In this exercise, every entry below is to be reproduced word for word.

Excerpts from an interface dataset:
************

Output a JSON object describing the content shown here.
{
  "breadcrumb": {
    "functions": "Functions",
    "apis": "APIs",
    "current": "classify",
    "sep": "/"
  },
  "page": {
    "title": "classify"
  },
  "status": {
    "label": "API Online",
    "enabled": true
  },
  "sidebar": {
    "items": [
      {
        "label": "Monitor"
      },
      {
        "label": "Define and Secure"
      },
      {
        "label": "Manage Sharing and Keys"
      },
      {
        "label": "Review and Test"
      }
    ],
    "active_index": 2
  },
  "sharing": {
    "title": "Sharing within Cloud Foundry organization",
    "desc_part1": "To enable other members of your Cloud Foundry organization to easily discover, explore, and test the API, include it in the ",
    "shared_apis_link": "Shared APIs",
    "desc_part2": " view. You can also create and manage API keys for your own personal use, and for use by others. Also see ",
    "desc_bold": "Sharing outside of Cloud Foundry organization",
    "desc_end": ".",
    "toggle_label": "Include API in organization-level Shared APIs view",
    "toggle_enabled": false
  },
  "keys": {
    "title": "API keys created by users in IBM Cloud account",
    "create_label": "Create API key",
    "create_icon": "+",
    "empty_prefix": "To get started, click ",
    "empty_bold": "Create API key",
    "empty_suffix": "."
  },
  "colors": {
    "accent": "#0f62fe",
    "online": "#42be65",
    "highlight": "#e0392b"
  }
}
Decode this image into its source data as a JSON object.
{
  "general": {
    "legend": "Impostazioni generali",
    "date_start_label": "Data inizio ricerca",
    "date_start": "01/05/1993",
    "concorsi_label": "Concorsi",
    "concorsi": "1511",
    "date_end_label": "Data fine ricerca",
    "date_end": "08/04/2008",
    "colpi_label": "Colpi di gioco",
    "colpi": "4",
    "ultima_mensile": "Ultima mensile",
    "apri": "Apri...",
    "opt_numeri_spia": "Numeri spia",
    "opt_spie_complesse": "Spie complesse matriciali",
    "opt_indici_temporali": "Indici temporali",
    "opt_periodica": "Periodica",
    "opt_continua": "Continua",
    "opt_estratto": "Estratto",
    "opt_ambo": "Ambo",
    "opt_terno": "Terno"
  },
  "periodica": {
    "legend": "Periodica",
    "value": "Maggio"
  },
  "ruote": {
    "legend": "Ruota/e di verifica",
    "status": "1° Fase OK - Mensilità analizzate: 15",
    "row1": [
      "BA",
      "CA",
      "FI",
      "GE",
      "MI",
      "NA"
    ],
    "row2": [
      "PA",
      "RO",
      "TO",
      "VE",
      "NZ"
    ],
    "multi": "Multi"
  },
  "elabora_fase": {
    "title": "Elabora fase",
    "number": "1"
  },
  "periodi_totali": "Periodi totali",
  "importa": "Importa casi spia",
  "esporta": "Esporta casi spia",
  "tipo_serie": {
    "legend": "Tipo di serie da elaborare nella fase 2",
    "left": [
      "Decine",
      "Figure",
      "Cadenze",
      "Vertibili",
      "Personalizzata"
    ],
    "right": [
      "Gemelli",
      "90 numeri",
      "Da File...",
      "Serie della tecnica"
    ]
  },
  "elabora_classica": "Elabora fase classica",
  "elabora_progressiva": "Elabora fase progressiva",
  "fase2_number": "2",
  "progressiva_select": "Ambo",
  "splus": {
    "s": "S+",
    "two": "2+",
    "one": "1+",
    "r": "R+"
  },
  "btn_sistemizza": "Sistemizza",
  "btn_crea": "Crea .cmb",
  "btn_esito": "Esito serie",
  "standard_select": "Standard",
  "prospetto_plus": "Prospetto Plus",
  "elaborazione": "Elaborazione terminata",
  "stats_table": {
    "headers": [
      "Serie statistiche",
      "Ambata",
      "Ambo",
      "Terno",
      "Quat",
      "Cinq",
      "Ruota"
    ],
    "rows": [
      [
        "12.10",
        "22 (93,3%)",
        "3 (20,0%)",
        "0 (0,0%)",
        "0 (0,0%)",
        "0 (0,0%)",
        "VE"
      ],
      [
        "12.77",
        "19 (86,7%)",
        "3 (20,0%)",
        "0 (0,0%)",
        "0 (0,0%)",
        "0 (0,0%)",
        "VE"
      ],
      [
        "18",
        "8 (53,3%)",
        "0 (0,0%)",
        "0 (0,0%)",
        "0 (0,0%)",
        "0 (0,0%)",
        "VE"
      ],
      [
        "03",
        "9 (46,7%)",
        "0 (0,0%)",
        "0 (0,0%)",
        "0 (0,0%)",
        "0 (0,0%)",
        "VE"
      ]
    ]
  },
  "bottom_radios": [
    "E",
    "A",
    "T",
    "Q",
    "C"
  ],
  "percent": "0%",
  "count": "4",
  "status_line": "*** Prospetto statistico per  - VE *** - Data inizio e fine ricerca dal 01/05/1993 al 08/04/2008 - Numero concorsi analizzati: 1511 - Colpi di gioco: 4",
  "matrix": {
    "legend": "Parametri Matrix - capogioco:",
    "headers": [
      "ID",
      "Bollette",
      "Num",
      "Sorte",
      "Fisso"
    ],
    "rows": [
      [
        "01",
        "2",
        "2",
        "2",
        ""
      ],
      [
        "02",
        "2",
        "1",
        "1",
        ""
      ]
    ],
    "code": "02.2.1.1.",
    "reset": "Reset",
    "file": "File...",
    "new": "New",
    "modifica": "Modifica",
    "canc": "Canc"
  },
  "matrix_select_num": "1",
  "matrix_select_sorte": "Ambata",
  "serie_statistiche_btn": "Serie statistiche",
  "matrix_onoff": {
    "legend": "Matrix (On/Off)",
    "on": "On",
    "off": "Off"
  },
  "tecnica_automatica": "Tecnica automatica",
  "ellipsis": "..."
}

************

Output for this task:
Output a JSON object describing the content shown here.
{
  "breadcrumb": {
    "functions": "Functions",
    "apis": "APIs",
    "current": "classify",
    "sep": "/"
  },
  "page": {
    "title": "classify"
  },
  "status": {
    "label": "API Online",
    "enabled": true
  },
  "sidebar": {
    "items": [
      {
        "label": "Monitor"
      },
      {
        "label": "Define and Secure"
      },
      {
        "label": "Manage Sharing and Keys"
      },
      {
        "label": "Review and Test"
      }
    ],
    "active_index": 2
  },
  "sharing": {
    "title": "Sharing within Cloud Foundry organization",
    "desc_part1": "To enable other members of your Cloud Foundry organization to easily discover, explore, and test the API, include it in the ",
    "shared_apis_link": "Shared APIs",
    "desc_part2": " view. You can also create and manage API keys for your own personal use, and for use by others. Also see ",
    "desc_bold": "Sharing outside of Cloud Foundry organization",
    "desc_end": ".",
    "toggle_label": "Include API in organization-level Shared APIs view",
    "toggle_enabled": false
  },
  "keys": {
    "title": "API keys created by users in IBM Cloud account",
    "create_label": "Create API key",
    "create_icon": "+",
    "empty_prefix": "To get started, click ",
    "empty_bold": "Create API key",
    "empty_suffix": "."
  },
  "colors": {
    "accent": "#0f62fe",
    "online": "#42be65",
    "highlight": "#e0392b"
  }
}
Decode this image into its source data as a JSON object.
{
  "general": {
    "legend": "Impostazioni generali",
    "date_start_label": "Data inizio ricerca",
    "date_start": "01/05/1993",
    "concorsi_label": "Concorsi",
    "concorsi": "1511",
    "date_end_label": "Data fine ricerca",
    "date_end": "08/04/2008",
    "colpi_label": "Colpi di gioco",
    "colpi": "4",
    "ultima_mensile": "Ultima mensile",
    "apri": "Apri...",
    "opt_numeri_spia": "Numeri spia",
    "opt_spie_complesse": "Spie complesse matriciali",
    "opt_indici_temporali": "Indici temporali",
    "opt_periodica": "Periodica",
    "opt_continua": "Continua",
    "opt_estratto": "Estratto",
    "opt_ambo": "Ambo",
    "opt_terno": "Terno"
  },
  "periodica": {
    "legend": "Periodica",
    "value": "Maggio"
  },
  "ruote": {
    "legend": "Ruota/e di verifica",
    "status": "1° Fase OK - Mensilità analizzate: 15",
    "row1": [
      "BA",
      "CA",
      "FI",
      "GE",
      "MI",
      "NA"
    ],
    "row2": [
      "PA",
      "RO",
      "TO",
      "VE",
      "NZ"
    ],
    "multi": "Multi"
  },
  "elabora_fase": {
    "title": "Elabora fase",
    "number": "1"
  },
  "periodi_totali": "Periodi totali",
  "importa": "Importa casi spia",
  "esporta": "Esporta casi spia",
  "tipo_serie": {
    "legend": "Tipo di serie da elaborare nella fase 2",
    "left": [
      "Decine",
      "Figure",
      "Cadenze",
      "Vertibili",
      "Personalizzata"
    ],
    "right": [
      "Gemelli",
      "90 numeri",
      "Da File...",
      "Serie della tecnica"
    ]
  },
  "elabora_classica": "Elabora fase classica",
  "elabora_progressiva": "Elabora fase progressiva",
  "fase2_number": "2",
  "progressiva_select": "Ambo",
  "splus": {
    "s": "S+",
    "two": "2+",
    "one": "1+",
    "r": "R+"
  },
  "btn_sistemizza": "Sistemizza",
  "btn_crea": "Crea .cmb",
  "btn_esito": "Esito serie",
  "standard_select": "Standard",
  "prospetto_plus": "Prospetto Plus",
  "elaborazione": "Elaborazione terminata",
  "stats_table": {
    "headers": [
      "Serie statistiche",
      "Ambata",
      "Ambo",
      "Terno",
      "Quat",
      "Cinq",
      "Ruota"
    ],
    "rows": [
      [
        "12.10",
        "22 (93,3%)",
        "3 (20,0%)",
        "0 (0,0%)",
        "0 (0,0%)",
        "0 (0,0%)",
        "VE"
      ],
      [
        "12.77",
        "19 (86,7%)",
        "3 (20,0%)",
        "0 (0,0%)",
        "0 (0,0%)",
        "0 (0,0%)",
        "VE"
      ],
      [
        "18",
        "8 (53,3%)",
        "0 (0,0%)",
        "0 (0,0%)",
        "0 (0,0%)",
        "0 (0,0%)",
        "VE"
      ],
      [
        "03",
        "9 (46,7%)",
        "0 (0,0%)",
        "0 (0,0%)",
        "0 (0,0%)",
        "0 (0,0%)",
        "VE"
      ]
    ]
  },
  "bottom_radios": [
    "E",
    "A",
    "T",
    "Q",
    "C"
  ],
  "percent": "0%",
  "count": "4",
  "status_line": "*** Prospetto statistico per  - VE *** - Data inizio e fine ricerca dal 01/05/1993 al 08/04/2008 - Numero concorsi analizzati: 1511 - Colpi di gioco: 4",
  "matrix": {
    "legend": "Parametri Matrix - capogioco:",
    "headers": [
      "ID",
      "Bollette",
      "Num",
      "Sorte",
      "Fisso"
    ],
    "rows": [
      [
        "01",
        "2",
        "2",
        "2",
        ""
      ],
      [
        "02",
        "2",
        "1",
        "1",
        ""
      ]
    ],
    "code": "02.2.1.1.",
    "reset": "Reset",
    "file": "File...",
    "new": "New",
    "modifica": "Modifica",
    "canc": "Canc"
  },
  "matrix_select_num": "1",
  "matrix_select_sorte": "Ambata",
  "serie_statistiche_btn": "Serie statistiche",
  "matrix_onoff": {
    "legend": "Matrix (On/Off)",
    "on": "On",
    "off": "Off"
  },
  "tecnica_automatica": "Tecnica automatica",
  "ellipsis": "..."
}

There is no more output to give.